In addition to customizing event layers for fire hydrant maintenance with Cityworks, Sandy City utilizes Cityworks Storeroom to take inventory of construction and maintenance materials. The city keeps a sizeable inventory stockpiled at all times in case of emergencies. The city also uses Storeroom to keep track of materials and parts lent to other cities—something that happens from time to time because of Sandy City’s prolific stockpile. A tracked inventory in Storeroom “prevents [the city] from purchasing a lot of unnecessary materials,” Eskesen says. Before the city used Cityworks Storeroom, Eskesen states, “If we needed a material and weren’t exactly sure if we had it or not, we would simply purchase it. Now that is all gone away. We know in an instant what we have.”
Scott Arnold, storeroom manager at Sandy City, used a Microsoft Excel spreadsheet for a number of years before making the move to Cityworks Storeroom. Although apprehensive to make the change at first, Arnold found the switch from Excel to Cityworks Storeroom seamless: “I picked up Cityworks quickly, and information is easy to pull up in the system.”
Easy transitions are another factor that inspired Sandy City to utilize Cityworks on laptops for streetlight management in August of last year. Larry Bowler, former operations manager at Sandy City Public Utilities, says that utilizing laptops in the field allows workers to enter completed task information into the system for a supervisor or manager to instantly see.
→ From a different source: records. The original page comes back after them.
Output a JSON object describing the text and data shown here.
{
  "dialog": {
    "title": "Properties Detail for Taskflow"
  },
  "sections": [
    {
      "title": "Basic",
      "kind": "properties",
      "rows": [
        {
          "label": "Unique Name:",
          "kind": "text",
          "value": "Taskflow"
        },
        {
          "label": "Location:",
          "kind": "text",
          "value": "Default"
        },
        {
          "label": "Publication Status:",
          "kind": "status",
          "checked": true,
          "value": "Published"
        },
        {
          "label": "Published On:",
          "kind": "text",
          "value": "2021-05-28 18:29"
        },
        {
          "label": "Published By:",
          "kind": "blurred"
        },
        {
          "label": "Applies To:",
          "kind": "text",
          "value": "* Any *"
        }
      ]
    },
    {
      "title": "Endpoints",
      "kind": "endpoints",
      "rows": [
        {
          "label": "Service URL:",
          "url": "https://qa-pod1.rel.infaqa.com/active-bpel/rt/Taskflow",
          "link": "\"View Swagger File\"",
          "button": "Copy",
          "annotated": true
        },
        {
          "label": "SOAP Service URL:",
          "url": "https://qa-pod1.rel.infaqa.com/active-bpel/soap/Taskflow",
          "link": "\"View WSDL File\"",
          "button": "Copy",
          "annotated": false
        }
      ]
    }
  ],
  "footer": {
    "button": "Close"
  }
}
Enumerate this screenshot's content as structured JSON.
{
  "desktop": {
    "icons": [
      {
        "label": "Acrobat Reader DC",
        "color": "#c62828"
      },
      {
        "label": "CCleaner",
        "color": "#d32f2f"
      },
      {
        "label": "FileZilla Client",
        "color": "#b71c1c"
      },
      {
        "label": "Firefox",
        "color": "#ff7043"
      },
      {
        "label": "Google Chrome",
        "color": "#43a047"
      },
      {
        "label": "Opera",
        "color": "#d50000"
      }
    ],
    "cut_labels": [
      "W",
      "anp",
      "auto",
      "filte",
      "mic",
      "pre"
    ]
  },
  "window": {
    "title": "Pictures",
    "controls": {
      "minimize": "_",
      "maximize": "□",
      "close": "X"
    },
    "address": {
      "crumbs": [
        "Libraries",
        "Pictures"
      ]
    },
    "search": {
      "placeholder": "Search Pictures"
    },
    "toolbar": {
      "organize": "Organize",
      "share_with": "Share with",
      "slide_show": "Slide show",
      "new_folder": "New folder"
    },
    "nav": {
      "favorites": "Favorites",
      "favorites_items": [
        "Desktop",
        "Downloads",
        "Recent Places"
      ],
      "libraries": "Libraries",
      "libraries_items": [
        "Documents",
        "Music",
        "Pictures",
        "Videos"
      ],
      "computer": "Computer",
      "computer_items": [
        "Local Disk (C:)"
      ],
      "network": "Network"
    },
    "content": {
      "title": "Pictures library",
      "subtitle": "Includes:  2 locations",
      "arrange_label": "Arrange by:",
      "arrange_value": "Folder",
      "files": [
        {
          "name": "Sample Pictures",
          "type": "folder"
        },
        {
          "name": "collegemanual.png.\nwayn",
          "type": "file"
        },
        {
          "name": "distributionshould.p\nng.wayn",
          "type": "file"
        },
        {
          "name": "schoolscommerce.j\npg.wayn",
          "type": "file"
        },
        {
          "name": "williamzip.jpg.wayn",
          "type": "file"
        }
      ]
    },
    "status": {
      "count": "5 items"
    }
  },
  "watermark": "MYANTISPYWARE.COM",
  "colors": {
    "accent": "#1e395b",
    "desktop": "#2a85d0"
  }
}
Bowler explains that a supervisor or manager can “at any time know the status in real-time, which is a huge time saver.” Using laptops in the field not only benefits workers, managers, and supervisors, but Bowler says, “On the flip side, field personnel can also access service requests while in the field, saving even more time and effort by being able to access and input the information much easier and at any time.”
“We are always pleased to see organizations improving business processes with Cityworks, and what a great thing to see them implementing it in ways that safeguard their community in areas such are the Fire Department and others,” states Brian Haslam, president and CEO of Cityworks–Azteca Systems. “Cityworks’ flexible nature and unique GIS-centric capabilities make it the leading solution in the industry, Empowering GIS® for Public Asset Management from around the world to our individual communities, ultimately providing safer and more sustainable communities for us to live in.”